In addition to the arrests, there were four alcohol-related fatalities that occurred between Dec. 5 and 15. Within the 12 DUI enforcement periods this year, more than 8,000 DUI arrests have been made and more than 150 alcohol-related fatalities have occurred in 2014, according to preliminary data, compared to the nearly 9,800 enforcement period DUIs and 187 fatalities in 2013.
"We have the goal of reaching zero traffic fatalities in the state, and though we aren't there yet, we continue to implement programs to help us reach this goal," Darrell Lingk, director of the Office of Transportation Safety at CDOT, said in a statment. "The DUI enforcement is one of those programs that we continue to implement to make our roads safe for residents and tourists in Colorado."
The next DUI enforcement period will occur during New Year's Eve weekend from Dec. 30 through Jan. 5.
Recommended Stories For You
CPW: Keep your dogs from chasing wildlife
Colorado Parks and Wildlife is issuing a warning to people whose dogs chase wildlife: Keep them under control and away from deer, elk and other wild animals, or face the possibility of steep fines and the loss of a beloved pet.
Dogs that chase wild animals can cause them extreme stress and injuries from bites, wildlife officials said.
By late winter, many big game animals that are susceptible to dog harassment are pregnant females. As they run to escape, deer and elk expend crucial energy that can lead to an increase in the mortality rate of the animals or their unborn calves and fawns.
To report any instance of dogs chasing wildlife, the public can call the local Colorado Parks and Wildlife office or Colorado State Patrol. In Colorado, the fine for knowingly or negligently allowing a dog to harass wildlife is $274, including surcharges.
AAA Study: seniors want tougher driving laws
The AAA Foundation for Traffic Safety's latest report on aging Americans shows that senior drivers strongly support tougher driving laws, from bans on wireless devices to ignitions interlocks for first-time DUI offenders.
The senior drivers also overwhelmingly support greater scrutiny in the license-renewal process for themselves and their peers.
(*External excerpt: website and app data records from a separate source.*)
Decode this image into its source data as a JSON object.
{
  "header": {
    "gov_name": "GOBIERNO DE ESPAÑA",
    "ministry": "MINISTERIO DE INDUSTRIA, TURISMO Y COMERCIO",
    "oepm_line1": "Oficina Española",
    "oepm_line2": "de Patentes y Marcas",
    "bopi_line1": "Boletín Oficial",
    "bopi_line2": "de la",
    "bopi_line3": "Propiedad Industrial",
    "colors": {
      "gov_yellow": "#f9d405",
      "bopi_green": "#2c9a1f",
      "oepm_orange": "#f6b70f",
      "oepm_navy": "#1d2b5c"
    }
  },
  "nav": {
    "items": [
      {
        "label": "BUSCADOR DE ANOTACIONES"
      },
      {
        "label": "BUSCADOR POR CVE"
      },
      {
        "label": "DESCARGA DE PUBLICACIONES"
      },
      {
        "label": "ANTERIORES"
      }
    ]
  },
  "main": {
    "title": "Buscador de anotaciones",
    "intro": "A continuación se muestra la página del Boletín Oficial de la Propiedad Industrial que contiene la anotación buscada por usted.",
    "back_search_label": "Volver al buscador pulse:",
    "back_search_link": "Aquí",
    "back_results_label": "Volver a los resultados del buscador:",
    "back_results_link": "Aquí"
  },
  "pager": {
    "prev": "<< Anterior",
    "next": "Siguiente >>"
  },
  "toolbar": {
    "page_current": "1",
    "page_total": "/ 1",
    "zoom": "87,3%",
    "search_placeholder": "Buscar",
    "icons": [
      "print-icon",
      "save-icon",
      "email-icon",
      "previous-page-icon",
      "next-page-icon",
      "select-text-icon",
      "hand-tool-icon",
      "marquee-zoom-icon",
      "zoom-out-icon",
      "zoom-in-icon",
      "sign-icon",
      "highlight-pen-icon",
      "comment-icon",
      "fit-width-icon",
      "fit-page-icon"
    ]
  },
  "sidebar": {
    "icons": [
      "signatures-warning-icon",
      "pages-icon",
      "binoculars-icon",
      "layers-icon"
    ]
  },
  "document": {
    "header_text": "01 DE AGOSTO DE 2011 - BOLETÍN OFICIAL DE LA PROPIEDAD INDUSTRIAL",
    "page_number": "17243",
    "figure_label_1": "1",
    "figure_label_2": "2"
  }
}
More than seven out of 10 drivers age 65 and older favor policies that require drivers age 75 and older to renew their license in person and also support requirements that seniors pass a medical screening to remain licensed.